According to the lawsuit, Signal International recruited Indian guest workers through the federal H-2B guest worker program to work at its facilities in Texas and Mississippi and forced them to pay to live in deplorable conditions. In its lawsuit, the EEOC alleged that Signal forced “the men to pay $1,050 a month to live in overcrowded, unsanitary, guarded camps. As many as 24 men were forced to live in containers the size of a double-wide trailer, while non-Indian workers were not required to live in these camps.”
H-2B visas are generally used for low-skilled or seasonal work, which are valid for ten months, with the chance to extend visa renewals up to three years. As part of the visa program, employees should be reimbursed for the consulate interview fee, visa fee, border crossing fee, and transportation costs associated with obtaining their H-2B visas.
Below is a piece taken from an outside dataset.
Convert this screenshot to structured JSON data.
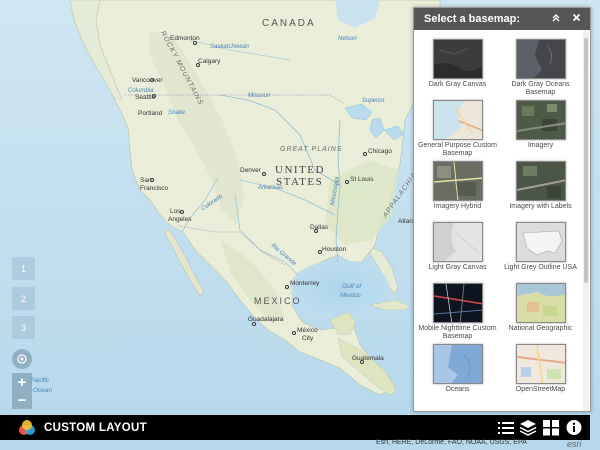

Employees aren’t always reimbursed for the H-2 visa process. They are also tied to the employers during their stay in the United States.”
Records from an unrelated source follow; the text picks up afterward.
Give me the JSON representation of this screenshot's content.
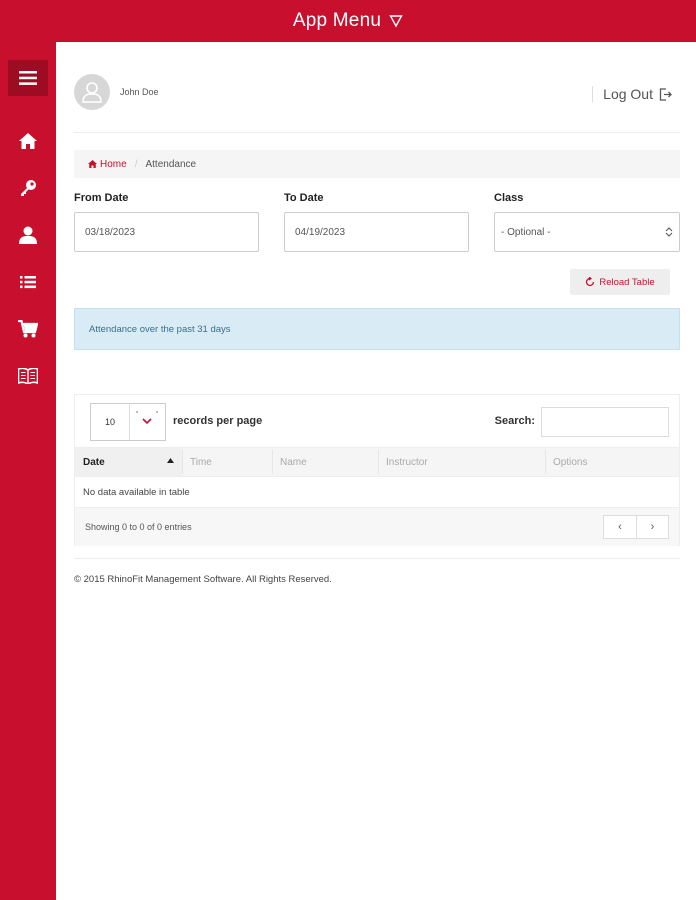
{
  "topbar": {
    "title": "App Menu"
  },
  "user": {
    "name": "John Doe",
    "logout_label": "Log Out"
  },
  "breadcrumb": {
    "home": "Home",
    "current": "Attendance"
  },
  "filters": {
    "from_label": "From Date",
    "from_value": "03/18/2023",
    "to_label": "To Date",
    "to_value": "04/19/2023",
    "class_label": "Class",
    "class_value": "- Optional -"
  },
  "reload_label": "Reload Table",
  "info_text": "Attendance over the past 31 days",
  "table": {
    "length_value": "10",
    "records_per_page": "records per page",
    "search_label": "Search:",
    "columns": [
      "Date",
      "Time",
      "Name",
      "Instructor",
      "Options"
    ],
    "empty": "No data available in table",
    "info": "Showing 0 to 0 of 0 entries",
    "prev": "‹",
    "next": "›"
  },
  "footer": "© 2015 RhinoFit Management Software. All Rights Reserved.",
  "colors": {
    "brand": "#c8102e",
    "info_bg": "#d9ecf5"
  }
}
“We are very pleased Signal has accepted responsibility for its wrongdoing and that these workers, who have waited 10 long years for justice, will now receive compensation and can move on with their lives,” Delner Franklin-Thomas, district director for EEOC’s Birmingham District, said in a statement. “In many cases, these men paid thousands of dollars to come to the United States, only to be subjected to inhumane conditions and exploitation after they arrived.”
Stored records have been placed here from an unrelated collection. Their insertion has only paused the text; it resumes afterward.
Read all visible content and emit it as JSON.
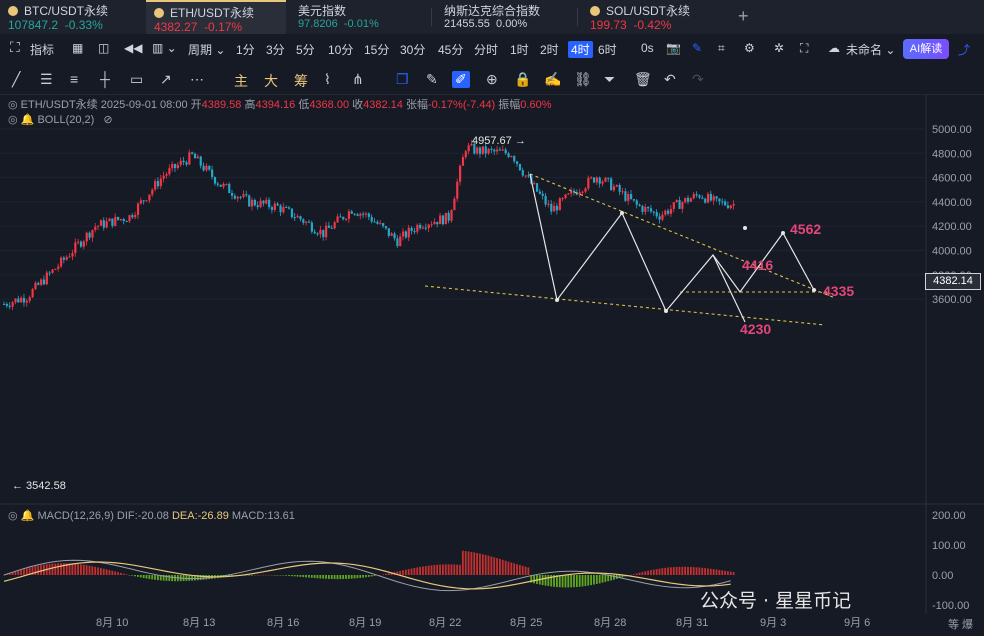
{
  "tabs": [
    {
      "name": "BTC/USDT永续",
      "price": "107847.2",
      "change": "-0.33%",
      "up": false,
      "active": false
    },
    {
      "name": "ETH/USDT永续",
      "price": "4382.27",
      "change": "-0.17%",
      "up": false,
      "active": true
    },
    {
      "name": "美元指数",
      "price": "97.8206",
      "change": "-0.01%",
      "up": false,
      "active": false
    },
    {
      "name": "纳斯达克综合指数",
      "price": "21455.55",
      "change": "0.00%",
      "up": false,
      "active": false
    },
    {
      "name": "SOL/USDT永续",
      "price": "199.73",
      "change": "-0.42%",
      "up": false,
      "active": false
    }
  ],
  "toolbar": {
    "indicator": "指标",
    "period": "周期",
    "intervals": [
      "1分",
      "3分",
      "5分",
      "10分",
      "15分",
      "30分",
      "45分",
      "分时",
      "1时",
      "2时",
      "4时",
      "6时"
    ],
    "selected_interval": "4时",
    "countdown": "0s",
    "layout_name": "未命名",
    "ai_label": "AI解读"
  },
  "drawing_tools": [
    "主",
    "大",
    "筹"
  ],
  "info": {
    "symbol": "ETH/USDT永续",
    "datetime": "2025-09-01 08:00",
    "open_label": "开",
    "open": "4389.58",
    "high_label": "高",
    "high": "4394.16",
    "low_label": "低",
    "low": "4368.00",
    "close_label": "收",
    "close": "4382.14",
    "change_label": "张幅",
    "change": "-0.17%(-7.44)",
    "amp_label": "振幅",
    "amp": "0.60%"
  },
  "boll": "BOLL(20,2)",
  "macd": {
    "label": "MACD(12,26,9)",
    "dif": "DIF:-20.08",
    "dea": "DEA:-26.89",
    "macd": "MACD:13.61"
  },
  "current_price": "4382.14",
  "annotations": {
    "high": "4957.67",
    "low": "3542.58",
    "targets": [
      "4562",
      "4416",
      "4335",
      "4230"
    ]
  },
  "x_labels": [
    "8月 10",
    "8月 13",
    "8月 16",
    "8月 19",
    "8月 22",
    "8月 25",
    "8月 28",
    "8月 31",
    "9月 3",
    "9月 6"
  ],
  "y_labels": [
    "5000.00",
    "4800.00",
    "4600.00",
    "4400.00",
    "4200.00",
    "4000.00",
    "3800.00",
    "3600.00"
  ],
  "macd_y_labels": [
    "200.00",
    "100.00",
    "0.00",
    "-100.00"
  ],
  "watermark": "公众号 · 星星币记",
  "fit_label": "等 爆",
  "colors": {
    "up": "#f23645",
    "down": "#26a6c9",
    "accent": "#2962ff",
    "yellow": "#e8c77b",
    "pink": "#e4457a"
  }
}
An estimated 66,000 H-2B visas are distributed on an annual basis. But employers often us the H-2 visa programs to take advantage of legal guest workers. An Economic Policy Institute study found that temporary legal guest workers are as likely to be subjected to low wages as undocumented workers.
The $1.1 trillion omnibus funding bill passed Friday included a provision to dramatically increase the number of H-2B visas. The AFL-CIO and the International Labor Recruitment Working Group criticized the visa provision because it could potentially roll back “protections for low-wage workers and guest workers… while lowering the protections for workers,” Joleen Rivera, a legislative representative at the AFL-CIO, said.
Still, the 476 Indian guest workers are not the only exploited workers from hurricanes Katrina and Rita. Some undocumented immigrant laborers helping to rebuild the Gulf Coast after Hurricane Katrina were threatened with deportation and were often unpaid for the work they did.
This blog was originally posted on ThinkProgress on December 18, 2015. Reprinted with permission.
About the Author: The author’s name is Esther Yu-Hsi Lee. Esther Yu-Hsi Lee is the Immigration Reporter for ThinkProgress. She received her B.A. in Psychology and Middle East and Islamic Studies and a M.A. in Psychology from New York University. A Deferred Action for Childhood Arrivals (DACA) beneficiary, Esther is passionate about immigration issues from all sides of the debate. She is also a White House Champion of Change recipient. Esther is originally from Los Angeles, CA.